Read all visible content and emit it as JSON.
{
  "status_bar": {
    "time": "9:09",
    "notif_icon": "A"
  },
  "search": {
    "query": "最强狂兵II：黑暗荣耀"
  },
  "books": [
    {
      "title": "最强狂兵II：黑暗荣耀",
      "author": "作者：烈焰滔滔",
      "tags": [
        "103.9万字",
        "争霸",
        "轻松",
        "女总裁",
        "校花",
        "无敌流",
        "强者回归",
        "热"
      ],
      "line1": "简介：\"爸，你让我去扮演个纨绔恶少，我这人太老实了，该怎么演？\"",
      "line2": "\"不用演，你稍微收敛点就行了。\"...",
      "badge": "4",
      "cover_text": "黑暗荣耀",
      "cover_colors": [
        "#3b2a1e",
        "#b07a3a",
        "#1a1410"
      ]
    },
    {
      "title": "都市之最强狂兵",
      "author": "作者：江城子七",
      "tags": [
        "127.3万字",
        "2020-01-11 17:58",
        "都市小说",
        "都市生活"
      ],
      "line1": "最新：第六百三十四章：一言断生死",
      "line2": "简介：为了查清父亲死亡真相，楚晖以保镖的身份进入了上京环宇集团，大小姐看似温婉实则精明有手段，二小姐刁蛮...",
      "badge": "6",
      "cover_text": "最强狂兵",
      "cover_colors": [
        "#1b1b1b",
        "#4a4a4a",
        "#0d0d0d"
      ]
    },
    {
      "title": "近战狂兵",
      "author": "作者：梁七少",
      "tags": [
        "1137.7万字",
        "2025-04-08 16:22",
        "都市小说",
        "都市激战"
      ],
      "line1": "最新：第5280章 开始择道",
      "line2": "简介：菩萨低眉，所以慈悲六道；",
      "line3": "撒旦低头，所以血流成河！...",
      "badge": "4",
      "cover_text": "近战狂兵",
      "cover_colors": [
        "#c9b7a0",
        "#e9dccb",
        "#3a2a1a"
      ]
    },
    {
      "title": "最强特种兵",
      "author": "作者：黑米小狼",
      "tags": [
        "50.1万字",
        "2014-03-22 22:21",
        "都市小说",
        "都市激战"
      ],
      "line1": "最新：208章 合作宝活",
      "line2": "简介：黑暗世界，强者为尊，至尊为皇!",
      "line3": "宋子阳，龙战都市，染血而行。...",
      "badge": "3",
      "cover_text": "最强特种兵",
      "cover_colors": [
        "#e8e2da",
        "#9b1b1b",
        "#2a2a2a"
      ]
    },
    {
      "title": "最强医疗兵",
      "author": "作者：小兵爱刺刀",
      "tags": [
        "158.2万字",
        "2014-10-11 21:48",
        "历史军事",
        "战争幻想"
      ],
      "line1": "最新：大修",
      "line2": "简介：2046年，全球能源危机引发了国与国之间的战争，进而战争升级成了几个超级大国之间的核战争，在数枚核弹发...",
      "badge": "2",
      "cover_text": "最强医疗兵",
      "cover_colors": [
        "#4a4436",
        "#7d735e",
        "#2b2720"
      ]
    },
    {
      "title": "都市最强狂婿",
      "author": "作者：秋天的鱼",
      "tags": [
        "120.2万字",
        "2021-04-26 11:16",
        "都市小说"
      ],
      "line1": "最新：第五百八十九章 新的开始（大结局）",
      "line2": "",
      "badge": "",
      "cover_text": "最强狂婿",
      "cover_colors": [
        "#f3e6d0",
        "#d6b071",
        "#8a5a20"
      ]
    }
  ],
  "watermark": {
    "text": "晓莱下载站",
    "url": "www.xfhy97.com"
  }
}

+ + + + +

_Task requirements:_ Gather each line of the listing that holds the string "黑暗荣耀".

_Result of the exercise:_
    "query": "最强狂兵II：黑暗荣耀"
      "title": "最强狂兵II：黑暗荣耀",
      "cover_text": "黑暗荣耀",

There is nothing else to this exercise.